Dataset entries
▽

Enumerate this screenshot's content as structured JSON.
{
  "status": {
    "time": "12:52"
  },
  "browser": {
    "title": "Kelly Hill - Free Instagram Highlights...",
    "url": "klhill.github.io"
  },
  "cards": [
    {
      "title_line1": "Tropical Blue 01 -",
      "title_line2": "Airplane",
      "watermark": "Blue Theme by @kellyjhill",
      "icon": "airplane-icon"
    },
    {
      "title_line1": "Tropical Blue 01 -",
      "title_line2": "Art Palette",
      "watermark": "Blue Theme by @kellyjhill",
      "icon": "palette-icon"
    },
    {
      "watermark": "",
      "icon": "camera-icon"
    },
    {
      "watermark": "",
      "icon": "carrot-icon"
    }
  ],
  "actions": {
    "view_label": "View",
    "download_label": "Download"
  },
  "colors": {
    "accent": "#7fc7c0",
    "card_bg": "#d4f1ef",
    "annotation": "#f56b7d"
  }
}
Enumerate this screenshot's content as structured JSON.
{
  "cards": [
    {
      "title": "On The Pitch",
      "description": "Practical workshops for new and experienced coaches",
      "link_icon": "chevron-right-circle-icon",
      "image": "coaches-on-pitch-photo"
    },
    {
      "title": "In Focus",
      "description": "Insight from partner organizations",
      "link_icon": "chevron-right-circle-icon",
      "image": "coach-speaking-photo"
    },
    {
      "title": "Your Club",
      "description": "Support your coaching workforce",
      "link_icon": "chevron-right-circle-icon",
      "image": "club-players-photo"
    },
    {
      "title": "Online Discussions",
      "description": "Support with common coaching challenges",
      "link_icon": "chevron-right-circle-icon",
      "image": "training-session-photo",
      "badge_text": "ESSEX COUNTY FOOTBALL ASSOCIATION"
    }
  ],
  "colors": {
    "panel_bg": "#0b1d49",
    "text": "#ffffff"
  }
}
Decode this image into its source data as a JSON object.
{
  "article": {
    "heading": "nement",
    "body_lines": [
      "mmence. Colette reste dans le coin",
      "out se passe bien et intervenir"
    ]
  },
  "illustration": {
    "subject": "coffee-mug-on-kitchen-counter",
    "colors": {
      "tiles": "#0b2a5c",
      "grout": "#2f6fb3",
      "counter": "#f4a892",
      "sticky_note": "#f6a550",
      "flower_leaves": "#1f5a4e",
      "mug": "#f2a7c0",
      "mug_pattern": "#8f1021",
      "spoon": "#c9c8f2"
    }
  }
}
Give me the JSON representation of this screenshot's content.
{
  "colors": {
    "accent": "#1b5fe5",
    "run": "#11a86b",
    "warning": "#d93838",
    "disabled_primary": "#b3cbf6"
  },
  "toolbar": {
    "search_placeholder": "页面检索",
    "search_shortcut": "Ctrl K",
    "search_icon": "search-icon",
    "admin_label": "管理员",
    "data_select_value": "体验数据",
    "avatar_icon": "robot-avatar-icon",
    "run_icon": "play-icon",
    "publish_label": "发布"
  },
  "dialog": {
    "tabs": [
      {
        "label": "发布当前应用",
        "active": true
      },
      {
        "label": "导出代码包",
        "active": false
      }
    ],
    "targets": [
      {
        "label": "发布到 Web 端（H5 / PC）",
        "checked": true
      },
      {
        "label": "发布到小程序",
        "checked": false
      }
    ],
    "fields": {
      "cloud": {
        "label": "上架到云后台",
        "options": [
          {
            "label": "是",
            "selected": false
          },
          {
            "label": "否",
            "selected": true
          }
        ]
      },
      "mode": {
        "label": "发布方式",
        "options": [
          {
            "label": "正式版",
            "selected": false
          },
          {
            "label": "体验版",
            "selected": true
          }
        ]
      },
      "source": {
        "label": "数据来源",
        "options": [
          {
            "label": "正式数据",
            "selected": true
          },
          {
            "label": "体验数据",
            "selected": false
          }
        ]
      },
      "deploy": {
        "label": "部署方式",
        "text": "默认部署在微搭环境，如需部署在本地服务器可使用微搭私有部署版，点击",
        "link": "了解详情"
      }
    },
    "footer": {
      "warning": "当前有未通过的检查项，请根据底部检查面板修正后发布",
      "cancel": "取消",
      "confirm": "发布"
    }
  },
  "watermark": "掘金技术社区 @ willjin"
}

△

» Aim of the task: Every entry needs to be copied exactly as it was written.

» Answer box:
Enumerate this screenshot's content as structured JSON.
{
  "status": {
    "time": "12:52"
  },
  "browser": {
    "title": "Kelly Hill - Free Instagram Highlights...",
    "url": "klhill.github.io"
  },
  "cards": [
    {
      "title_line1": "Tropical Blue 01 -",
      "title_line2": "Airplane",
      "watermark": "Blue Theme by @kellyjhill",
      "icon": "airplane-icon"
    },
    {
      "title_line1": "Tropical Blue 01 -",
      "title_line2": "Art Palette",
      "watermark": "Blue Theme by @kellyjhill",
      "icon": "palette-icon"
    },
    {
      "watermark": "",
      "icon": "camera-icon"
    },
    {
      "watermark": "",
      "icon": "carrot-icon"
    }
  ],
  "actions": {
    "view_label": "View",
    "download_label": "Download"
  },
  "colors": {
    "accent": "#7fc7c0",
    "card_bg": "#d4f1ef",
    "annotation": "#f56b7d"
  }
}
Enumerate this screenshot's content as structured JSON.
{
  "cards": [
    {
      "title": "On The Pitch",
      "description": "Practical workshops for new and experienced coaches",
      "link_icon": "chevron-right-circle-icon",
      "image": "coaches-on-pitch-photo"
    },
    {
      "title": "In Focus",
      "description": "Insight from partner organizations",
      "link_icon": "chevron-right-circle-icon",
      "image": "coach-speaking-photo"
    },
    {
      "title": "Your Club",
      "description": "Support your coaching workforce",
      "link_icon": "chevron-right-circle-icon",
      "image": "club-players-photo"
    },
    {
      "title": "Online Discussions",
      "description": "Support with common coaching challenges",
      "link_icon": "chevron-right-circle-icon",
      "image": "training-session-photo",
      "badge_text": "ESSEX COUNTY FOOTBALL ASSOCIATION"
    }
  ],
  "colors": {
    "panel_bg": "#0b1d49",
    "text": "#ffffff"
  }
}
Decode this image into its source data as a JSON object.
{
  "article": {
    "heading": "nement",
    "body_lines": [
      "mmence. Colette reste dans le coin",
      "out se passe bien et intervenir"
    ]
  },
  "illustration": {
    "subject": "coffee-mug-on-kitchen-counter",
    "colors": {
      "tiles": "#0b2a5c",
      "grout": "#2f6fb3",
      "counter": "#f4a892",
      "sticky_note": "#f6a550",
      "flower_leaves": "#1f5a4e",
      "mug": "#f2a7c0",
      "mug_pattern": "#8f1021",
      "spoon": "#c9c8f2"
    }
  }
}
Give me the JSON representation of this screenshot's content.
{
  "colors": {
    "accent": "#1b5fe5",
    "run": "#11a86b",
    "warning": "#d93838",
    "disabled_primary": "#b3cbf6"
  },
  "toolbar": {
    "search_placeholder": "页面检索",
    "search_shortcut": "Ctrl K",
    "search_icon": "search-icon",
    "admin_label": "管理员",
    "data_select_value": "体验数据",
    "avatar_icon": "robot-avatar-icon",
    "run_icon": "play-icon",
    "publish_label": "发布"
  },
  "dialog": {
    "tabs": [
      {
        "label": "发布当前应用",
        "active": true
      },
      {
        "label": "导出代码包",
        "active": false
      }
    ],
    "targets": [
      {
        "label": "发布到 Web 端（H5 / PC）",
        "checked": true
      },
      {
        "label": "发布到小程序",
        "checked": false
      }
    ],
    "fields": {
      "cloud": {
        "label": "上架到云后台",
        "options": [
          {
            "label": "是",
            "selected": false
          },
          {
            "label": "否",
            "selected": true
          }
        ]
      },
      "mode": {
        "label": "发布方式",
        "options": [
          {
            "label": "正式版",
            "selected": false
          },
          {
            "label": "体验版",
            "selected": true
          }
        ]
      },
      "source": {
        "label": "数据来源",
        "options": [
          {
            "label": "正式数据",
            "selected": true
          },
          {
            "label": "体验数据",
            "selected": false
          }
        ]
      },
      "deploy": {
        "label": "部署方式",
        "text": "默认部署在微搭环境，如需部署在本地服务器可使用微搭私有部署版，点击",
        "link": "了解详情"
      }
    },
    "footer": {
      "warning": "当前有未通过的检查项，请根据底部检查面板修正后发布",
      "cancel": "取消",
      "confirm": "发布"
    }
  },
  "watermark": "掘金技术社区 @ willjin"
}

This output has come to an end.